**Work required:**
All lines in the material with the string "screenshot" should be listed.

**Exercise data:**
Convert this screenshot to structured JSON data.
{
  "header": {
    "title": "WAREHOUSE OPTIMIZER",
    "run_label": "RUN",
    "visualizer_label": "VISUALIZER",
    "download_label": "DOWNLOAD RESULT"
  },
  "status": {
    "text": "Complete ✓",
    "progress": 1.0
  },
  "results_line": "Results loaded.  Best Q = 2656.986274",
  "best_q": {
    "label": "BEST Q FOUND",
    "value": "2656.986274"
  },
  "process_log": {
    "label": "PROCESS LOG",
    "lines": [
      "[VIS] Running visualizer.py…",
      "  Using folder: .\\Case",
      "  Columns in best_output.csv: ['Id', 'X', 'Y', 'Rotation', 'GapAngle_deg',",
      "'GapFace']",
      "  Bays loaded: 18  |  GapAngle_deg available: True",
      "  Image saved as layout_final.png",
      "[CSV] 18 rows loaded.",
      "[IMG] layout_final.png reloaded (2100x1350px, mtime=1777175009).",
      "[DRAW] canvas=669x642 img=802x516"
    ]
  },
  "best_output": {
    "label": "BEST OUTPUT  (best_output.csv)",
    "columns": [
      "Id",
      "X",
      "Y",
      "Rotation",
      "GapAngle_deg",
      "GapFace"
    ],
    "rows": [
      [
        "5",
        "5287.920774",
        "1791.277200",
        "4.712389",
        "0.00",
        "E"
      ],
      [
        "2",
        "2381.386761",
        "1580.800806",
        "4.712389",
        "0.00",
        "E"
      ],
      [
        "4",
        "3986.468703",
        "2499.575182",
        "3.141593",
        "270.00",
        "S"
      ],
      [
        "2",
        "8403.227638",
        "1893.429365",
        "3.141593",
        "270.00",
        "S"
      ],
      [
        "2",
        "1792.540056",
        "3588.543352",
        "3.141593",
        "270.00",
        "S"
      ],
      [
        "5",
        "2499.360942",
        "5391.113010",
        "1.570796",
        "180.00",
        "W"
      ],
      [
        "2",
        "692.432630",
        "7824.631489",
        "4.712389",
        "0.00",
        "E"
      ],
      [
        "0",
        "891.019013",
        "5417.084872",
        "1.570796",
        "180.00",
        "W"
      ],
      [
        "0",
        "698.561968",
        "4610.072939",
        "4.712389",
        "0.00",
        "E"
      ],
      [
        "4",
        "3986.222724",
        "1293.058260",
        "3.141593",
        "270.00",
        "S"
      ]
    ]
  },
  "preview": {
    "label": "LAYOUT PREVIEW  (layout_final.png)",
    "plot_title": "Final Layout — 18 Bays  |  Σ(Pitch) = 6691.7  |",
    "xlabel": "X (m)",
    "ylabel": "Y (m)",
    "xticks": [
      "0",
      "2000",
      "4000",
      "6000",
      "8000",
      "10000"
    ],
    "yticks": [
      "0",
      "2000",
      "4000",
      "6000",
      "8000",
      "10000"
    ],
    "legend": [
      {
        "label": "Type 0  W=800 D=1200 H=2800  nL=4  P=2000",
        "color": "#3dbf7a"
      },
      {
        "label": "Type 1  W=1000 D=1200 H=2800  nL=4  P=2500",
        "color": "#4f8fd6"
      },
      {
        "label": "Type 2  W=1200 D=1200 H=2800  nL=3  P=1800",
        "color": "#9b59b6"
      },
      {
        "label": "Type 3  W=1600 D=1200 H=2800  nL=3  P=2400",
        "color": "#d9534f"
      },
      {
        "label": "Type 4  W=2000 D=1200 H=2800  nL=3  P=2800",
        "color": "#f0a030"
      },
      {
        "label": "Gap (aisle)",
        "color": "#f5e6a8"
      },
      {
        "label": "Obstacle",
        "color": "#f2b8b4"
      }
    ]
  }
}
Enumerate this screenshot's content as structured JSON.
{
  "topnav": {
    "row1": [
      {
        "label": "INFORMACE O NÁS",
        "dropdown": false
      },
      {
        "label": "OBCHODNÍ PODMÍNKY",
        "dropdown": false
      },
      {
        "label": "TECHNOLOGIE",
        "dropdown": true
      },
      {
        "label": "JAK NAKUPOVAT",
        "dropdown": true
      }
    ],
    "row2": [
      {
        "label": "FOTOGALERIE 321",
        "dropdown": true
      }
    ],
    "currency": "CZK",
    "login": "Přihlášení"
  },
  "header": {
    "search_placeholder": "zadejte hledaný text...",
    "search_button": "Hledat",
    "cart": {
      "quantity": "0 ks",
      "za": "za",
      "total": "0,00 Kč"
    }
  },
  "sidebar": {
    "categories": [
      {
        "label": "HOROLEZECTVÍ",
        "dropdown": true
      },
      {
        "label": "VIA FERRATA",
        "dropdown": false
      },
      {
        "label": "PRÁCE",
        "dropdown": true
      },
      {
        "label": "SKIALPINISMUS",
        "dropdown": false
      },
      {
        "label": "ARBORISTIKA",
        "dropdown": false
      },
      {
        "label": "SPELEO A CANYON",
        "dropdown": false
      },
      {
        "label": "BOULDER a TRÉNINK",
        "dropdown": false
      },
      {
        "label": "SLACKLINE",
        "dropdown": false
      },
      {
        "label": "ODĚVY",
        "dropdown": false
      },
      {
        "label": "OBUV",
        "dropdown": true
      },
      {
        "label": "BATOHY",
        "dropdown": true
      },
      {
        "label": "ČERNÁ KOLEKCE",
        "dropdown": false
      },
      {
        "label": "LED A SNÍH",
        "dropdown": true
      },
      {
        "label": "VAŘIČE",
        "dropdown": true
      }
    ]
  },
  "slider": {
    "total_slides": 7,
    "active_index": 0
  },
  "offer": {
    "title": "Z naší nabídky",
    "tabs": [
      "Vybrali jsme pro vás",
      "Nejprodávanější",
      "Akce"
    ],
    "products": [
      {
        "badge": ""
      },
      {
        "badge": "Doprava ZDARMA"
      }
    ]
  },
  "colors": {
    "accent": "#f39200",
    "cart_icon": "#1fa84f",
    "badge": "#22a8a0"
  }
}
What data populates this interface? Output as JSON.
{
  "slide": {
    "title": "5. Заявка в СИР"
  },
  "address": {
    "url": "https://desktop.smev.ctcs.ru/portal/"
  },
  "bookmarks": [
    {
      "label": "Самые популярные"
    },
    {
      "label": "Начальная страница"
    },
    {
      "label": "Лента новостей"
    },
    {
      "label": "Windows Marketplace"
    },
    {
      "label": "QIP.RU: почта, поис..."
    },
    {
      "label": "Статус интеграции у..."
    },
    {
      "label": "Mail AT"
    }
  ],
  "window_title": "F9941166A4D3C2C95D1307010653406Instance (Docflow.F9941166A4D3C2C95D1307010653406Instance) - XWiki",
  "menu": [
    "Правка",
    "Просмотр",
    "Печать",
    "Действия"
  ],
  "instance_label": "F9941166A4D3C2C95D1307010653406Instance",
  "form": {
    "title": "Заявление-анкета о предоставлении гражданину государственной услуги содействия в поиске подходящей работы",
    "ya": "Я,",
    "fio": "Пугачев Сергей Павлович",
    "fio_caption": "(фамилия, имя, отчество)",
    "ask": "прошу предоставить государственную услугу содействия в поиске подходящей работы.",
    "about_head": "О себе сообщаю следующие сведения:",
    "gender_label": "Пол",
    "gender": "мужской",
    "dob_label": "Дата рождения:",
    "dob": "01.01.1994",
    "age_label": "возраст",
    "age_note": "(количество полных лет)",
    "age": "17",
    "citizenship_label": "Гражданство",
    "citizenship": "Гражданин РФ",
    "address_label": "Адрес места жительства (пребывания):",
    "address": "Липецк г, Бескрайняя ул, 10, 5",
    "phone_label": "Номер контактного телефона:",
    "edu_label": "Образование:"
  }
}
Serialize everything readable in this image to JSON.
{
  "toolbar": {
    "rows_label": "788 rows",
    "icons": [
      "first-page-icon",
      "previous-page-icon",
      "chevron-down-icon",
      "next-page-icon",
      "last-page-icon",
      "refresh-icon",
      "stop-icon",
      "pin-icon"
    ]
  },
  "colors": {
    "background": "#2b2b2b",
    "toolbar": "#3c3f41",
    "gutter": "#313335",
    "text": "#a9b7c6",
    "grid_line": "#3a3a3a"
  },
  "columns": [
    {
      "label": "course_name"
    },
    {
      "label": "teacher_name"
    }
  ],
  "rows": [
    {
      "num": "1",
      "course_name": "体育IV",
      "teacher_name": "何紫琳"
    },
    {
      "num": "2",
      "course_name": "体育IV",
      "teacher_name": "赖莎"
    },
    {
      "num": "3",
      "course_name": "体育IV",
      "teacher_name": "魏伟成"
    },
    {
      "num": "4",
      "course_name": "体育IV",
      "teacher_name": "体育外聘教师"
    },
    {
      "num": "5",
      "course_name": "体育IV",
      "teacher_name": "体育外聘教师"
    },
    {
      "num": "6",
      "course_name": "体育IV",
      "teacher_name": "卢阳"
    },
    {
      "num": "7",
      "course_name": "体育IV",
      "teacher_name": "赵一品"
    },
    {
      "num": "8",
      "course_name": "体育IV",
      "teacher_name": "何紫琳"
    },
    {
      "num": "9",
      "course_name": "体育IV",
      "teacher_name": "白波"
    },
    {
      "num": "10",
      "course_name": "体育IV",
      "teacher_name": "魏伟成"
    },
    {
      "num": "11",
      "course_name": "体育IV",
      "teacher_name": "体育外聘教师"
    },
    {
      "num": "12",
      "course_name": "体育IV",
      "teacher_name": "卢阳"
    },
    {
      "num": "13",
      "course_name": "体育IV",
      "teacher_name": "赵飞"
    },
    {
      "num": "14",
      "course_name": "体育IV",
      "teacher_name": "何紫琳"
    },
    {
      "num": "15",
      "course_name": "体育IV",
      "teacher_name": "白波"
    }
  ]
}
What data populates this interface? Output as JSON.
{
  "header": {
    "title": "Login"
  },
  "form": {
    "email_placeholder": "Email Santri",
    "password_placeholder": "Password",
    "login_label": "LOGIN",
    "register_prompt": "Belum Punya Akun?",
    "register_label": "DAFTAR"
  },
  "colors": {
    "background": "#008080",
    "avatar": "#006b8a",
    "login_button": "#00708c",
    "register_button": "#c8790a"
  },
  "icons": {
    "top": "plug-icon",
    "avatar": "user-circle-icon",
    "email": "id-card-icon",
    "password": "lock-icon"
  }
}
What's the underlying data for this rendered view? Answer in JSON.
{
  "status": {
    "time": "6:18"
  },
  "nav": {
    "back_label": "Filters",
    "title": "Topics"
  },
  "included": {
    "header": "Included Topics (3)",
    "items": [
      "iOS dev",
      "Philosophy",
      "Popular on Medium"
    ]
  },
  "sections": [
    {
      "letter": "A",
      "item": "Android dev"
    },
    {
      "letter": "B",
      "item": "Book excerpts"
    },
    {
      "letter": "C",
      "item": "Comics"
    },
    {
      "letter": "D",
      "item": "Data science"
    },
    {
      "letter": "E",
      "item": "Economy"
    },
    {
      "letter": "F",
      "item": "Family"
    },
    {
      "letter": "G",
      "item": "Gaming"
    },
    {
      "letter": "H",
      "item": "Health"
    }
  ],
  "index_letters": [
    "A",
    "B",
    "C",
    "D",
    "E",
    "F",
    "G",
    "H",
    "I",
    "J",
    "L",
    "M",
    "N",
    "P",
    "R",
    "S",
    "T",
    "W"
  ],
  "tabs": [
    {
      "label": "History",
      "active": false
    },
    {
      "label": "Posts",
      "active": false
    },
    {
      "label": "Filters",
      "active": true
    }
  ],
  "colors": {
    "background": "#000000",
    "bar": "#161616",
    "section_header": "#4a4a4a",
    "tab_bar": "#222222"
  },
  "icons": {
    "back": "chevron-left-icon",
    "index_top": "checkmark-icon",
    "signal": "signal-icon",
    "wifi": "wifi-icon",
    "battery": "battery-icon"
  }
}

**Your solution:**
Convert this screenshot to structured JSON data.
Enumerate this screenshot's content as structured JSON.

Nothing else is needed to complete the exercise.